Date of Award
© 2016 Brandie Shatto
Doctor of Education (EdD)
While schools have embraced the mantra of 21st century skills since the early 1990s and access to technology has become nearly ubiquitous, technology use in K-12 classrooms is still largely absent. This has created a situation where teachers are unsure of how to teach with technology and students are unsure how to learn with technology. This transformative mixed methods study sought to give students a voice to articulate their learning needs in relation to technology integration in schools. The study drew on rural high school students’ perceptions of technology use in K-12 classrooms by documenting students’ use of technology at school and at home, their use of 1:1 devices as a learning tool, and their perceptions of their own academic learning needs when using technology in the classroom. Data was collected through distribution of a survey and through student focus groups. Results indicate that students are not only capable of articulating their needs but have valuable observations about teaching and learning with technology. The student participants in this study noted difficulty with using technology absent of instruction or training, frustration using of technology resources that reinforced incorrect practice of skills, infrastructure and filtering obstacles that prevented independent learning, among other issues impacting their learning.
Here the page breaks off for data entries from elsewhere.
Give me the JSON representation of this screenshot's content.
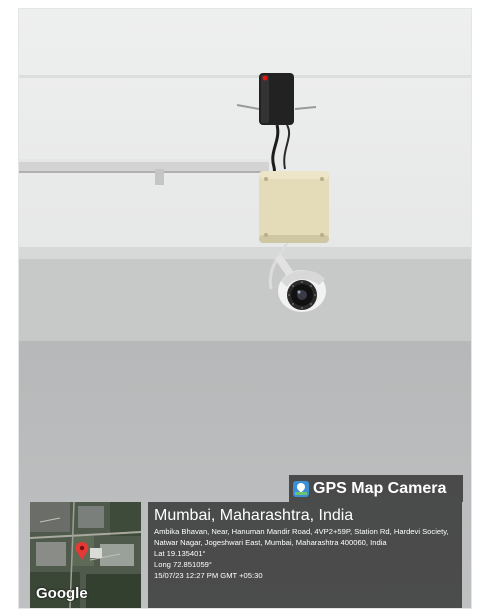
{
  "overlay": {
    "brand_label": "GPS Map Camera",
    "map_attribution": "Google",
    "location_title": "Mumbai, Maharashtra, India",
    "address": "Ambika Bhavan, Near, Hanuman Mandir Road, 4VP2+59P, Station Rd, Hardevi Society, Natwar Nagar, Jogeshwari East, Mumbai, Maharashtra 400060, India",
    "latitude": "Lat 19.135401°",
    "longitude": "Long 72.851059°",
    "timestamp": "15/07/23 12:27 PM GMT +05:30"
  },
  "icons": [
    "gps-map-camera-app-icon",
    "map-location-pin-icon"
  ],
  "colors": {
    "overlay_bg": "#1e1e1e",
    "ceiling": "#eceeee",
    "wall_band": "#c6c7c7",
    "lower_wall": "#b9bbbc",
    "power_led": "#e01515",
    "pin": "#e53935"
  }
}
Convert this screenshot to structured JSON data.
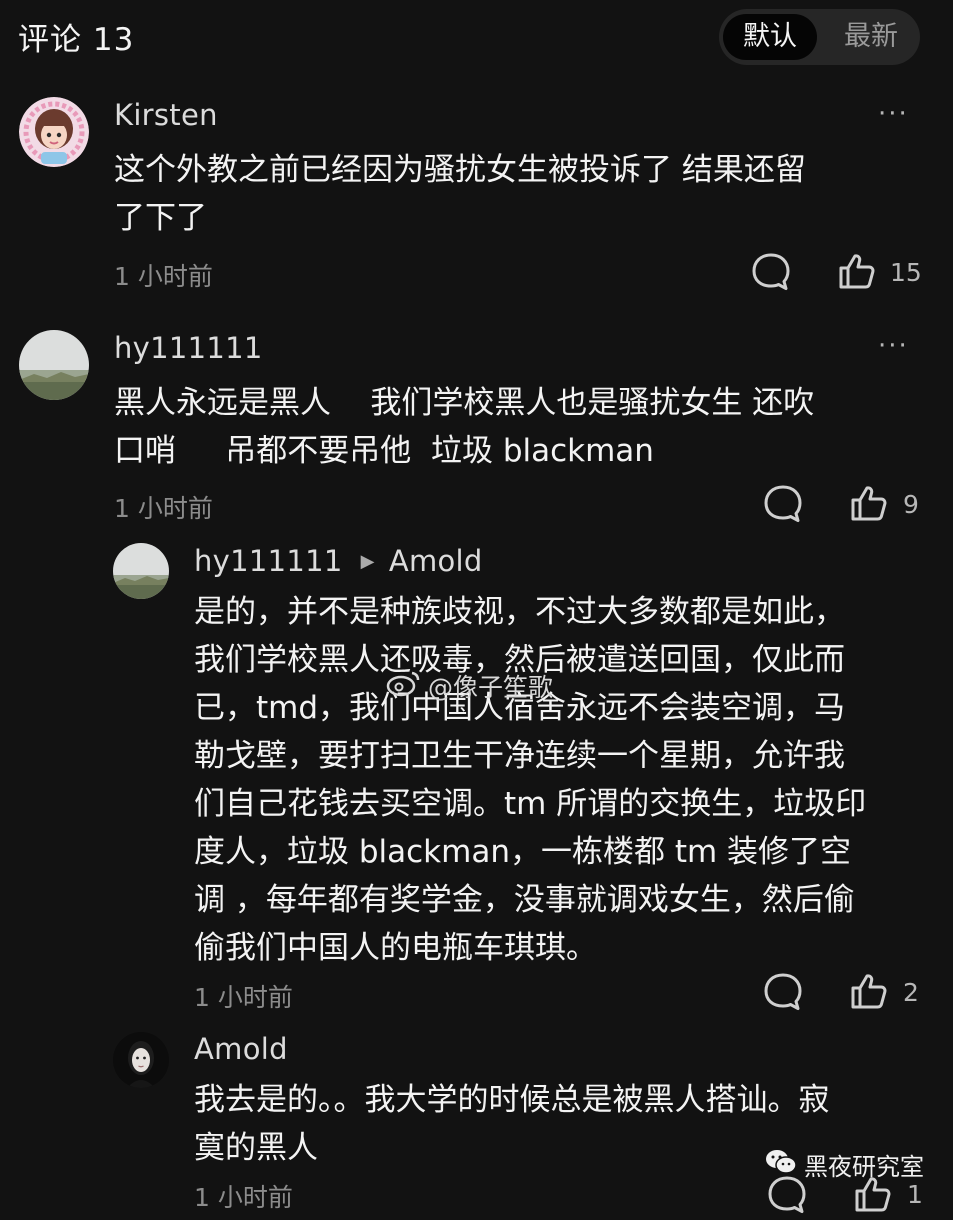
{
  "header": {
    "title": "评论 13",
    "sort_default": "默认",
    "sort_latest": "最新"
  },
  "comments": [
    {
      "author": "Kirsten",
      "avatar_icon": "cartoon-girl-avatar",
      "text": "这个外教之前已经因为骚扰女生被投诉了 结果还留\n了下了",
      "time": "1 小时前",
      "likes": "15",
      "more": "···"
    },
    {
      "author": "hy111111",
      "avatar_icon": "landscape-avatar",
      "text": "黑人永远是黑人    我们学校黑人也是骚扰女生 还吹\n口哨     吊都不要吊他  垃圾 blackman",
      "time": "1 小时前",
      "likes": "9",
      "more": "···",
      "replies": [
        {
          "author": "hy111111",
          "reply_to": "Amold",
          "avatar_icon": "landscape-avatar",
          "text": "是的，并不是种族歧视，不过大多数都是如此，\n我们学校黑人还吸毒，然后被遣送回国，仅此而\n已，tmd，我们中国人宿舍永远不会装空调，马\n勒戈壁，要打扫卫生干净连续一个星期，允许我\n们自己花钱去买空调。tm 所谓的交换生，垃圾印\n度人，垃圾 blackman，一栋楼都 tm 装修了空\n调 ，每年都有奖学金，没事就调戏女生，然后偷\n偷我们中国人的电瓶车琪琪。",
          "time": "1 小时前",
          "likes": "2"
        },
        {
          "author": "Amold",
          "avatar_icon": "woman-portrait-avatar",
          "text": "我去是的。。我大学的时候总是被黑人搭讪。寂\n寞的黑人",
          "time": "1 小时前",
          "likes": "1"
        }
      ]
    }
  ],
  "watermarks": {
    "weibo": "@像子笙歌",
    "wechat": "黑夜研究室"
  },
  "colors": {
    "background": "#121212",
    "text": "#f3f3f3",
    "secondary": "#8c8c8c"
  }
}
Their observations were translated into recommendations for schools seeking to implement technology in the classroom including providing teachers with a framework for evaluating technology use, developing training programs for students, and addressing barriers such as connectivity and filtering issues that frustrate students and minimize their enthusiasm for technology use in the classroom.
Shatto, Brandie Nicole, "Improving Technology Integration In A Rural High School By Listening To Students' Needs And Experiences" (2016). All Theses And Dissertations. 88.